PROBLEM TO WORK ON = When a line contains the string "this", it counts once; give the total of such lines in the entries below and nothing else.

[Stored records]

====

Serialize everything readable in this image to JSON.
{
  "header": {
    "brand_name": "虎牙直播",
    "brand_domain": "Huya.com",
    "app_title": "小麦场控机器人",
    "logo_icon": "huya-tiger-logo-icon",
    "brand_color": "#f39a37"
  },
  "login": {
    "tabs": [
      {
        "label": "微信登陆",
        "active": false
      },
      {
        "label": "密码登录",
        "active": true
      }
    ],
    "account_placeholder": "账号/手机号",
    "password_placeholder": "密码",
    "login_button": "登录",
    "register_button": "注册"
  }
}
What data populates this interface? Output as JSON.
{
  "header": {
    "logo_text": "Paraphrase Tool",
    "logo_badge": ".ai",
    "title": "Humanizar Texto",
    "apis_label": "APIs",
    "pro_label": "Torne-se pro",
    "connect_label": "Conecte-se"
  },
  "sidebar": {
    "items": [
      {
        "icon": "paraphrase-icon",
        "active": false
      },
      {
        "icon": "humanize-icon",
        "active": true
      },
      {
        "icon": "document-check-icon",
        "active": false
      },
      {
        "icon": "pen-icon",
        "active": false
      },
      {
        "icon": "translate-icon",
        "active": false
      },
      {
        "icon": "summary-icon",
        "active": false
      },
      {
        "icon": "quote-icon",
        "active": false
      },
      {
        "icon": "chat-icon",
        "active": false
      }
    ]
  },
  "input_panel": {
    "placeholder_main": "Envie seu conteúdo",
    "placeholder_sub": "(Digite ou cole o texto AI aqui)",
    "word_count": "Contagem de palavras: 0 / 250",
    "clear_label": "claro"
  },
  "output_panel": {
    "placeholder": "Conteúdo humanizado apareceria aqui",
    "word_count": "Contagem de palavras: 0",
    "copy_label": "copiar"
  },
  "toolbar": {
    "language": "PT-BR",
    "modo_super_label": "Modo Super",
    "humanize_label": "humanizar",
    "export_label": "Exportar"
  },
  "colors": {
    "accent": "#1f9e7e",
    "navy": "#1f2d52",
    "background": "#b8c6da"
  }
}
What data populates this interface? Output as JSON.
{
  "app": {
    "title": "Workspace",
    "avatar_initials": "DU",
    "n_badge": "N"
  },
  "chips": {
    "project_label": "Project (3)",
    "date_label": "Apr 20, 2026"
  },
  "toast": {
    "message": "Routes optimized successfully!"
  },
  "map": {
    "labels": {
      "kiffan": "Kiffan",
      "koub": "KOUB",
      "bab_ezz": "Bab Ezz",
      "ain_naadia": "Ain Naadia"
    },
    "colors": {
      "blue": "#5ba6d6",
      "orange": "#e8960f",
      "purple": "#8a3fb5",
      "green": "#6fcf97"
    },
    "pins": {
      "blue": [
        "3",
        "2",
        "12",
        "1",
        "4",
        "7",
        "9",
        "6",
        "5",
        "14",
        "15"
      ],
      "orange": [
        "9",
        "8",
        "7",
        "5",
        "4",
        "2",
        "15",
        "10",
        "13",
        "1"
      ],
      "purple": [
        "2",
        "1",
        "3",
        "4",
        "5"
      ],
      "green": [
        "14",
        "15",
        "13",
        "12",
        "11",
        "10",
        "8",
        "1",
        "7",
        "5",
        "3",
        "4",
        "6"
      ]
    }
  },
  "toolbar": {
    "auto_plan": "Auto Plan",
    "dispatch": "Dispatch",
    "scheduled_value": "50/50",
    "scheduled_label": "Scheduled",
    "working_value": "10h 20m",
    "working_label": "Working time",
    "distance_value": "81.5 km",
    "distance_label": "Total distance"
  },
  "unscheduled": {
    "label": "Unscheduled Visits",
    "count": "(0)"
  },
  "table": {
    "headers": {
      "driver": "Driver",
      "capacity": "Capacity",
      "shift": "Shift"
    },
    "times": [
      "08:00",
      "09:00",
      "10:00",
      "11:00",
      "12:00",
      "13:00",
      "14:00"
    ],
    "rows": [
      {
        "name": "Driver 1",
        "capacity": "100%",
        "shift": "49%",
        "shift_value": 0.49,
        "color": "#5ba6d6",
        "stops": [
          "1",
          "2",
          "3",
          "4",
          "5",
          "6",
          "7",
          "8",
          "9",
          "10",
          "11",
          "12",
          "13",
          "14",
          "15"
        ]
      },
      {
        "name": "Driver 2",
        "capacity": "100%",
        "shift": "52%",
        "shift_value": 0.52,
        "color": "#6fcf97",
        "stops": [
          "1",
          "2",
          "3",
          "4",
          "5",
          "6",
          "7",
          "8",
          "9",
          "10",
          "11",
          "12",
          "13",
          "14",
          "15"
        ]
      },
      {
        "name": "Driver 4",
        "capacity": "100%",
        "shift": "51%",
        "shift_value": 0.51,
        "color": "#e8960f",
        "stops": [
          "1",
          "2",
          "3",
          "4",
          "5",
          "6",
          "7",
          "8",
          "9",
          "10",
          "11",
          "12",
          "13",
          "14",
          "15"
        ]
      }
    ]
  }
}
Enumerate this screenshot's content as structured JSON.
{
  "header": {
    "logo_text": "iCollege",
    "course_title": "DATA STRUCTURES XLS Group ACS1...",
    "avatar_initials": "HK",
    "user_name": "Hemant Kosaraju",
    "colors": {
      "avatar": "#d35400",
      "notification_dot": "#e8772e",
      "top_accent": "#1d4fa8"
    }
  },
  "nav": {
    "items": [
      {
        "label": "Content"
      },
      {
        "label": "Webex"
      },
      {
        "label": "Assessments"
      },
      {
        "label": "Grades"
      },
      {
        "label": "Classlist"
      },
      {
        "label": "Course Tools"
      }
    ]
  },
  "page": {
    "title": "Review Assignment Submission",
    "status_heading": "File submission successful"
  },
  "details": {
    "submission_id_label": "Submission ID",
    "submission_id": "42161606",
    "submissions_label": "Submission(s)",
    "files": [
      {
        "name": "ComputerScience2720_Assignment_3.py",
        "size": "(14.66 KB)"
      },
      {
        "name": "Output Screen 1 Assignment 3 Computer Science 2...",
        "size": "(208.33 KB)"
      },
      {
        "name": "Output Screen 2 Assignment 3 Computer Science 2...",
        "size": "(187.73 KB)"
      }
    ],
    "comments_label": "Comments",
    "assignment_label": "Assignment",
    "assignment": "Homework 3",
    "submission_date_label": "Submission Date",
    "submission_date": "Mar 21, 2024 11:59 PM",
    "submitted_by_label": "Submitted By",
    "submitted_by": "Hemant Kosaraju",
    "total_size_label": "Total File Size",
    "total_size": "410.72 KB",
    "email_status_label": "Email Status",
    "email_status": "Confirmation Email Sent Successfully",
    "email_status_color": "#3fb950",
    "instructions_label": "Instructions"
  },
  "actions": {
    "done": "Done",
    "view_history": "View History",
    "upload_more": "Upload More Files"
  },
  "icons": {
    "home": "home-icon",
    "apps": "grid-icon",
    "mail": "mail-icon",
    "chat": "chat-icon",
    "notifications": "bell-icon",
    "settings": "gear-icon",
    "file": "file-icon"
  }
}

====

ANSWER BOX = 4